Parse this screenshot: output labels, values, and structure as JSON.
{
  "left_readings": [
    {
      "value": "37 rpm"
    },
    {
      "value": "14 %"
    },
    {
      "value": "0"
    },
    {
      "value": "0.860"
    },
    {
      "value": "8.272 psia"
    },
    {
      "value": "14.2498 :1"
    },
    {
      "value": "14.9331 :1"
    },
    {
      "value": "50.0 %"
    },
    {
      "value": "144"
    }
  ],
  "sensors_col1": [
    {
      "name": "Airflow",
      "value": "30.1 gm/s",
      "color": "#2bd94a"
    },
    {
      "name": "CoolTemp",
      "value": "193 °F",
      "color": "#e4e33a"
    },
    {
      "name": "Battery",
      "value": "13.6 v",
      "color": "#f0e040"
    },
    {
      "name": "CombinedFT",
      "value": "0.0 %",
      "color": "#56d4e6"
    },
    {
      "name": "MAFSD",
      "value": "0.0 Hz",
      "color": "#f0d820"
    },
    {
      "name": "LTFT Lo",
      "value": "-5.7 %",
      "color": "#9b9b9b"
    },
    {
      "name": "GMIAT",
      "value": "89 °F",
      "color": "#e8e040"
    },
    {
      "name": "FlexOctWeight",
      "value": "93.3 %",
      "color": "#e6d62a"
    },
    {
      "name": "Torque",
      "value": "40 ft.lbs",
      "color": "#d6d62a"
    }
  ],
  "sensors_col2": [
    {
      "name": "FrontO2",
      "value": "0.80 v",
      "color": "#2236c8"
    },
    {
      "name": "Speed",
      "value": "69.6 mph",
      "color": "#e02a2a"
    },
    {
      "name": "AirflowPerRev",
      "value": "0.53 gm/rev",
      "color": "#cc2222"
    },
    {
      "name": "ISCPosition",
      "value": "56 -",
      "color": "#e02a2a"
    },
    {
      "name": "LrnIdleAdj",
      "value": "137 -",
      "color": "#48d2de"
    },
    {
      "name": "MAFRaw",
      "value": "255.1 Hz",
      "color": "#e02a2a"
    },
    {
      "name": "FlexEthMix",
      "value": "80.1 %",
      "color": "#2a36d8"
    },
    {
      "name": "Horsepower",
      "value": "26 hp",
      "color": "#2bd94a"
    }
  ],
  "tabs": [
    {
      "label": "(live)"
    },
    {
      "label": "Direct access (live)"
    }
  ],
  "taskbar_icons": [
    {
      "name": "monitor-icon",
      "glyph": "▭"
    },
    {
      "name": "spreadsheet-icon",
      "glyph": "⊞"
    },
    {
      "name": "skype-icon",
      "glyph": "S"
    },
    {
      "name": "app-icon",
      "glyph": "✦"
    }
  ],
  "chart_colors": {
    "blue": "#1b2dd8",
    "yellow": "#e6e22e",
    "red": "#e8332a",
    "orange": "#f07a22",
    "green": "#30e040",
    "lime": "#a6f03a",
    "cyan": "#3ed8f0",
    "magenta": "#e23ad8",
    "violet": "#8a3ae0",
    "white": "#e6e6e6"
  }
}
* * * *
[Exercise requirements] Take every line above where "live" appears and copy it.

[Task solution]
      "label": "(live)"
      "label": "Direct access (live)"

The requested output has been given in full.